It's day 12 since Hurricane Sandy hit, and PSEG has hit a milestone. The company says it has restored electricity to 98 percent of their customers in their service area, and they're hoping to make it 100 percent by Saturday.
Ralph LaRossa, president and chief operating officer of the company, said in a media update conference call -- the last he hopes he'll be having to discuss Hurricane Sandy and the nor'easter that tore through the area Wednesday -- that even with service restoration, the work isn't over yet.
He gave a big thanks to the 4,500 linemen who poured into New Jersey from all over the country to supplement PSEG's own crews. He spoke to one lineman yesterday, who said he had been working 16 hours a day since even before the hurricane hit to do prep work. "Things are tough at home. His family has been without power through all this. They've been living in the basement with their woodburning stove," LaRossa said.
"With all the sacrifices they've gone through, they're the real heroes out there."
Meanwhile, most of Mercer and Middlesex Counties have had their power restored. Ninety-five percent of Middlesex County customers have power, with 12,000 still waiting for service; in Mercer County, 99 percent have electricity, and 1,500 are without it.
A substation in the Sewaren section of Woodbridge crashed yesterday, blowing the power for customers in portions of Woodbridge Proper, Port Reading, Carteret, Linden, Metuchen, Union, Elizabeth, Kenilworth, Perth Amboy, Roselle, Roselle Park, Westfield, Clark, Edison, and Rahway.

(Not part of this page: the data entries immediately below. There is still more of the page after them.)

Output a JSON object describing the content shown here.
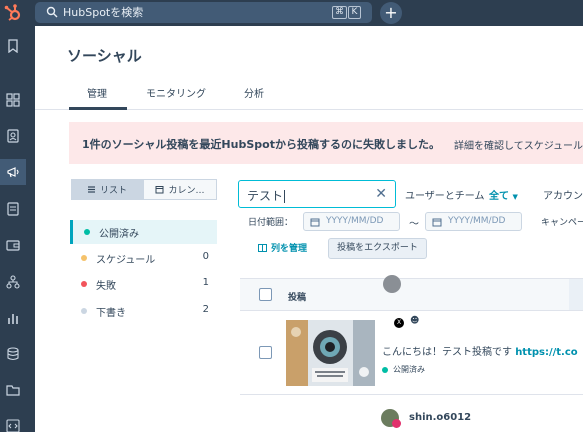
{
  "topbar": {
    "search_placeholder": "HubSpotを検索",
    "shortcut_keys": [
      "⌘",
      "K"
    ],
    "add_label": "+"
  },
  "sidebar": {
    "items": [
      "bookmark-icon",
      "grid-icon",
      "contacts-icon",
      "megaphone-icon",
      "document-icon",
      "wallet-icon",
      "network-icon",
      "chart-icon",
      "database-icon",
      "folder-icon",
      "code-icon"
    ],
    "active": "megaphone-icon"
  },
  "page": {
    "title": "ソーシャル",
    "tabs": [
      {
        "label": "管理",
        "active": true
      },
      {
        "label": "モニタリング",
        "active": false
      },
      {
        "label": "分析",
        "active": false
      }
    ]
  },
  "banner": {
    "message": "1件のソーシャル投稿を最近HubSpotから投稿するのに失敗しました。",
    "link": "詳細を確認してスケジュールを"
  },
  "view_toggle": {
    "list_label": "リスト",
    "calendar_label": "カレン…",
    "active": "list"
  },
  "status_list": [
    {
      "label": "公開済み",
      "count": "",
      "color": "#00bda5",
      "active": true
    },
    {
      "label": "スケジュール",
      "count": "0",
      "color": "#f5c26b",
      "active": false
    },
    {
      "label": "失敗",
      "count": "1",
      "color": "#f2545b",
      "active": false
    },
    {
      "label": "下書き",
      "count": "2",
      "color": "#cbd6e2",
      "active": false
    }
  ],
  "filters": {
    "search_value": "テスト",
    "users_teams_label": "ユーザーとチーム",
    "users_teams_value": "全て",
    "account_label": "アカウン",
    "date_range_label": "日付範囲：",
    "date_placeholder": "YYYY/MM/DD",
    "date_separator": "〜",
    "campaign_label": "キャンペー"
  },
  "actions": {
    "manage_columns": "列を管理",
    "export_posts": "投稿をエクスポート"
  },
  "table": {
    "header": "投稿",
    "rows": [
      {
        "text": "こんにちは！テスト投稿です",
        "link": "https://t.co",
        "status": "公開済み"
      }
    ],
    "next_username": "shin.o6012"
  },
  "colors": {
    "nav_bg": "#2d3e50",
    "accent": "#00bcd6",
    "link": "#0091ae",
    "banner_bg": "#fde8e9"
  }
}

While 20,000 of those who lost their service got it back by 8 p.m. Thursday, there were still some who hadn't had their electricity restored.
LaRossa was aware of the circuit issues that turned off the juice to homeowners who had had their service restored since Sandy, but lost it again.
"We're going to have crews in that area. We'll see big progress" in restoring service, he said.
Another issue LaRossa addressed was the communication between the utility company and mayors in the service area where power was lost.
"The mayor issue has been the biggest challenge from a communications standpoint," LaRossa said. "Many of them are unpaid and want to help out their neighbors. The information we provide may be accurate when we give it to them, but maybe later in the day they talk to a crew they see and get different information.
"It's impossible for us to be 'real-time' for 236 municipalities across the state."
Part of the reason for the lack of up-to-date information is because none of the out-of-state linemen have the "smart" equipment PSEG employees use. They process all of their updates with written reports that have to be entered into the system at the end of the workday; work that they do simply doesn't show up until it's inputed into the system, LaRossa said.
"We'll try to work on the technology," he added.
The PSEG president said he still felt for the one percent of the company's customers who were still without power.
"There is no way I can prevent everything from happening. Mother Nature certainly dealt us a bad hand in the region," LaRossa said of the double whammy of Hurricane Sandy and Nor'easter Athena coming back-to-back.
When Sandy came through the region he said they'd have service back to customers by Nov. 9, a promise he said they put off only by a day because of the problems caused by the unanticipated winter storm on Wednesday.
For the one percent without power, LaRossa said, "I certainly feel bad. But I know my kids would be real happy getting a ninety-nine in school."